Nine states on Wednesday filed a lawsuit against the U.S. Environmental Protection Agency (EPA) for relaxing a range of companies’ compliance and monitoring requirements with federal clean air and water laws in response to the coronavirus pandemic, arguing the policy is too broad and not transparent.
What We Know:
- The coalition of nine states include: New York, California, Illinois, Maryland, Michigan, Minnesota, Oregon, Vermont, and Virginia.
- Under the temporary policy announced on March 26, the EPA said it will not seek penalties for violations of routine compliance and monitoring, integrity testing, sampling, laboratory analysis, training, and reporting or certification obligations in situations where the EPA agrees that COVID-19 was the cause.
“The policy’s effective waiver of these requirements, which are foundational to our federal environmental laws, exceeds EPA’s authority.” – New York Attorney General; Letitia James
- Their lawsuit comes a month after more than a dozen environmental groups led by the Natural Resources Defense Council, whose president is former Obama EPA Administrator Gina McCarthy filed their own challenge in the same New York Federal Court.
- “In the past, EPA has only eased compliance obligations in a targeted way to address specific problems, such as Superstorm Sandy,” said former Obama EPA enforcement chief Cynthia Giles.

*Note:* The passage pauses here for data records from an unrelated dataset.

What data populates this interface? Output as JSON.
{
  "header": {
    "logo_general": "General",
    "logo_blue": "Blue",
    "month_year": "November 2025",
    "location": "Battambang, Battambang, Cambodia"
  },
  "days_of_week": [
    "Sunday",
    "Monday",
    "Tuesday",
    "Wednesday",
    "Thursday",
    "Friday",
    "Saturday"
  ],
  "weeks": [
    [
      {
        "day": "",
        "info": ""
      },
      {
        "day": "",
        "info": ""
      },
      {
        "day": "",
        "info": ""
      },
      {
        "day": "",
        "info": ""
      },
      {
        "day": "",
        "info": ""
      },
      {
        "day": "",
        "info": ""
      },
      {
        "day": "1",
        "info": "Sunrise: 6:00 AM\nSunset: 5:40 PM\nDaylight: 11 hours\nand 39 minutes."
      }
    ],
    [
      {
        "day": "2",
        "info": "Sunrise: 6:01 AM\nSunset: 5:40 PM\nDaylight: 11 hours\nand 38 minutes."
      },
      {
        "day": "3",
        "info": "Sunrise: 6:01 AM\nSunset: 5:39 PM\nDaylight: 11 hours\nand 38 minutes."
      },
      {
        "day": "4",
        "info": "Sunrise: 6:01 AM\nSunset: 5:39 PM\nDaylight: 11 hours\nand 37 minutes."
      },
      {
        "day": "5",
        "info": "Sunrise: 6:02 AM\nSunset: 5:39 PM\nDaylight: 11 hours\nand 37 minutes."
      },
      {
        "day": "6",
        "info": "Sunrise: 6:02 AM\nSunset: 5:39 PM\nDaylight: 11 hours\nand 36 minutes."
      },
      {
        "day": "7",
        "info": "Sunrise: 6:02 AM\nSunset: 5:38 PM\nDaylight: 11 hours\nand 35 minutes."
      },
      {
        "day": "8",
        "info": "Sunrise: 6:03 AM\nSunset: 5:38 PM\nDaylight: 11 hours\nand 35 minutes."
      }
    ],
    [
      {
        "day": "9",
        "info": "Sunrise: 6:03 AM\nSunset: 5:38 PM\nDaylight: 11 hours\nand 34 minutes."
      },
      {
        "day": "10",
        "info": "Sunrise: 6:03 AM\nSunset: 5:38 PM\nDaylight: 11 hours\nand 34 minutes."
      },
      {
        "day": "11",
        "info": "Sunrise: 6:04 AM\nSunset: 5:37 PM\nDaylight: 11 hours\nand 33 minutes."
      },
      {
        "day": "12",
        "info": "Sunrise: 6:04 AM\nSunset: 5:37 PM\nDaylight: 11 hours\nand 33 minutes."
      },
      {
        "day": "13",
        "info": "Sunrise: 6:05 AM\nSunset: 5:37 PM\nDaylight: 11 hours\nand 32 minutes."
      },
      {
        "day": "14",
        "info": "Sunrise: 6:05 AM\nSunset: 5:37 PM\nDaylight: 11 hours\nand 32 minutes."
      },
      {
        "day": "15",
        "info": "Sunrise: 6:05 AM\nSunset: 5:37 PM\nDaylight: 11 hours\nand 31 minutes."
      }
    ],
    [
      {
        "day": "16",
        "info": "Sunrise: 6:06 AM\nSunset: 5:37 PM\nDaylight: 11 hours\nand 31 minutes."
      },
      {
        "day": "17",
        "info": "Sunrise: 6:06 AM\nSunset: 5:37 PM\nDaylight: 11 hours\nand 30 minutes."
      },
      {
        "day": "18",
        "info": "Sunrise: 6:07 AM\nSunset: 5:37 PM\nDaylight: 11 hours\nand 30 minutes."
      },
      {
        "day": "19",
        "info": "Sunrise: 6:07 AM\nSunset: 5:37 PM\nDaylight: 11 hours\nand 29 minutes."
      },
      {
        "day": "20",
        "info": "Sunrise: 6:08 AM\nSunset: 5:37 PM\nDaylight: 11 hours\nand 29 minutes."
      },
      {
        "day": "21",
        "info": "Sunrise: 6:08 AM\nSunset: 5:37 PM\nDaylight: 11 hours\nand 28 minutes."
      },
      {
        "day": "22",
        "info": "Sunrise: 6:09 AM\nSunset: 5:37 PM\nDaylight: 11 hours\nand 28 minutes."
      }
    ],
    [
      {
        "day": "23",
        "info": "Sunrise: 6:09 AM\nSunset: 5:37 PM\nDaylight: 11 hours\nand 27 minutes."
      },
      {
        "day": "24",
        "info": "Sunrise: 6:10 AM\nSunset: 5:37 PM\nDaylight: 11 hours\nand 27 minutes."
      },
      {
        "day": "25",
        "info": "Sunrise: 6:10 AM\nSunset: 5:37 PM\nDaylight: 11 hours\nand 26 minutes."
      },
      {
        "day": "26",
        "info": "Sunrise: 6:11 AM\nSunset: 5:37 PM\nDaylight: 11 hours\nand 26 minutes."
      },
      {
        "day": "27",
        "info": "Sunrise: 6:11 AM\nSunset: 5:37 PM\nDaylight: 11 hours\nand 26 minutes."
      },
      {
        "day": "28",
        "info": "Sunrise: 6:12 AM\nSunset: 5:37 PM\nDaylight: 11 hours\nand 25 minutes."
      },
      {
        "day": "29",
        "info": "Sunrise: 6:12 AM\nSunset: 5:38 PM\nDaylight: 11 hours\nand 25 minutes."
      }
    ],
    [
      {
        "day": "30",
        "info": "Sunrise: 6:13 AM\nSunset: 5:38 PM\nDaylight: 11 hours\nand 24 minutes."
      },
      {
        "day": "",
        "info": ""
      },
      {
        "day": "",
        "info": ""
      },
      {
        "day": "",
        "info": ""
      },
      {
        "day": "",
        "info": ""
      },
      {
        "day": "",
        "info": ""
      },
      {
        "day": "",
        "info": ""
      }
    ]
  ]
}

- The EPA would not comment on the litigation but said the environmental agencies in each of the states that filed the lawsuit have also adopted enforcement discretion policies related to the COVID-19 public health emergency.
The legal action requests the court wipe out the policy and ban the EPA from attempting to reintroduce it.